### Aim of the task
Look through the material below and return every line that contains "Writing".
++++ Extracted data
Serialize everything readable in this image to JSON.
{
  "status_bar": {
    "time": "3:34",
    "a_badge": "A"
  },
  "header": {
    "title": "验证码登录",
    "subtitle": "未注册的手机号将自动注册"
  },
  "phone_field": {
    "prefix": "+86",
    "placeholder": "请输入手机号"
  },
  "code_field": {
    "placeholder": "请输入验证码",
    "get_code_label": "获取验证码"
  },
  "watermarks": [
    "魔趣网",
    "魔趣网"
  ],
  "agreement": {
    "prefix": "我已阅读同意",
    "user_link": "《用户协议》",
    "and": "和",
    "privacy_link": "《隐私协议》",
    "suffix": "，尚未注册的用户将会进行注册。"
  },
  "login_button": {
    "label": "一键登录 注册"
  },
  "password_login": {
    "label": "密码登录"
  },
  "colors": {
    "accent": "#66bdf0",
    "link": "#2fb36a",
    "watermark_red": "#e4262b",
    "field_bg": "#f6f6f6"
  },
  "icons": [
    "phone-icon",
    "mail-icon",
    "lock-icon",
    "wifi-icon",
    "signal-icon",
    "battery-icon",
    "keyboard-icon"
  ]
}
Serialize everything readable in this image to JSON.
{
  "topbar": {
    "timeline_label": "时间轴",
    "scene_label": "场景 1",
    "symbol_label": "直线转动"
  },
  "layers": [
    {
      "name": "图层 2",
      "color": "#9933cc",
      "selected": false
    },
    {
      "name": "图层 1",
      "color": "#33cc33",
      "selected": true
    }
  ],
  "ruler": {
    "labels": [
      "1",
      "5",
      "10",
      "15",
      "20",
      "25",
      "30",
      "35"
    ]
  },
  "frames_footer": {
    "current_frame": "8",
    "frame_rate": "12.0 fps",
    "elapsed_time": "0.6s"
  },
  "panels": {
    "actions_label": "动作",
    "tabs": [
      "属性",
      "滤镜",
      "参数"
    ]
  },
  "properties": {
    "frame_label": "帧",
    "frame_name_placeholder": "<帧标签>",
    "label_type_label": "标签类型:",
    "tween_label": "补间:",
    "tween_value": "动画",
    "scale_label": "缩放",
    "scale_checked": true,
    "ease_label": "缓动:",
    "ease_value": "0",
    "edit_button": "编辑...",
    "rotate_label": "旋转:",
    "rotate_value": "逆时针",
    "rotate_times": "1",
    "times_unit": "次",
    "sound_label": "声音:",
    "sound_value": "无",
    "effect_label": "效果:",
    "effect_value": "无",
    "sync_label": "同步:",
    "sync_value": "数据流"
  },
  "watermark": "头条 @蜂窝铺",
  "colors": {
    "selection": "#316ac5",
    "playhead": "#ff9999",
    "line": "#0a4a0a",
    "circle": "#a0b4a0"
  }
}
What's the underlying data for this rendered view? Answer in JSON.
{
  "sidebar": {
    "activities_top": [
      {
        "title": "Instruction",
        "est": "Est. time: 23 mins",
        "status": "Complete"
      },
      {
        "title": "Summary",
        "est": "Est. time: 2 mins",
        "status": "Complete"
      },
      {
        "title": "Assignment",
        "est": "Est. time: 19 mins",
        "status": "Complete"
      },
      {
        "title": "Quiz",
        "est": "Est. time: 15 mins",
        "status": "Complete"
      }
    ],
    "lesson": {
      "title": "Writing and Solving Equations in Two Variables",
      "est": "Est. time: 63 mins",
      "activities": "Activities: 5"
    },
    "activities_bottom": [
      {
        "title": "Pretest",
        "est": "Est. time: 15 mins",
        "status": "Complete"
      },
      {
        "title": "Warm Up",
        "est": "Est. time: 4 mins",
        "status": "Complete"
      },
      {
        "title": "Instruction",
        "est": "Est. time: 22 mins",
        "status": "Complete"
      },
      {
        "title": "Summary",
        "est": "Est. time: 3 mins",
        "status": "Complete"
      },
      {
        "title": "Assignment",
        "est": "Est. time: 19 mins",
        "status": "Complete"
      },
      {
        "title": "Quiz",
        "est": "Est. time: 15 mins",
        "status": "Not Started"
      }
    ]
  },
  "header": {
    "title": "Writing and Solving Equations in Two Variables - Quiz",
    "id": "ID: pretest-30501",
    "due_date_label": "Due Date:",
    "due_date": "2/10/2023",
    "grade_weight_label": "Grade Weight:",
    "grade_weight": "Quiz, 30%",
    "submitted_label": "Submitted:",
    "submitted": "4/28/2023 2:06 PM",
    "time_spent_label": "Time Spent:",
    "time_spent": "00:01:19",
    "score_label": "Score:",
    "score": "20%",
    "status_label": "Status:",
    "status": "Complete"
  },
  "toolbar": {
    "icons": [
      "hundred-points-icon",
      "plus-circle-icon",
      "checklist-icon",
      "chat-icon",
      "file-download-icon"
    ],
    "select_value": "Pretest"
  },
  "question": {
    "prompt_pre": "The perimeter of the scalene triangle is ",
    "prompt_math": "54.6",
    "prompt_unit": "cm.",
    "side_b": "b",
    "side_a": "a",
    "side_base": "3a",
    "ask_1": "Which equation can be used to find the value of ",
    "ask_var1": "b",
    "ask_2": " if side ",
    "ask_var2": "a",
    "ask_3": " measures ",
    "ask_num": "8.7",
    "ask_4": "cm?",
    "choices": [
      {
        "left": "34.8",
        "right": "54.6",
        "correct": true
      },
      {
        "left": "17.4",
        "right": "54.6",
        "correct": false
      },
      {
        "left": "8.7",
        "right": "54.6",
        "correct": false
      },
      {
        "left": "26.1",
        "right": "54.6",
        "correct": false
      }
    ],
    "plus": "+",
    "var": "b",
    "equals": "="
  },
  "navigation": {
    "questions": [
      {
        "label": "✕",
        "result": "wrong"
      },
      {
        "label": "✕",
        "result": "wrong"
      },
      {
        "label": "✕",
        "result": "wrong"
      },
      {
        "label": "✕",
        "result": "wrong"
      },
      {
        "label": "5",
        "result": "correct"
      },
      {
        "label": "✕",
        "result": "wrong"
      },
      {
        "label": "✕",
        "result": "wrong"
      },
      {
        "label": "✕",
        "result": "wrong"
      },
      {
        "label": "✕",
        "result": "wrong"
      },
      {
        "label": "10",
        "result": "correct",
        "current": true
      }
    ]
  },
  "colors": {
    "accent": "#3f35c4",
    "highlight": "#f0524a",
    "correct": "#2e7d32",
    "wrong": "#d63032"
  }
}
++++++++
### Exercise result
      "title": "Writing and Solving Equations in Two Variables",
    "title": "Writing and Solving Equations in Two Variables - Quiz",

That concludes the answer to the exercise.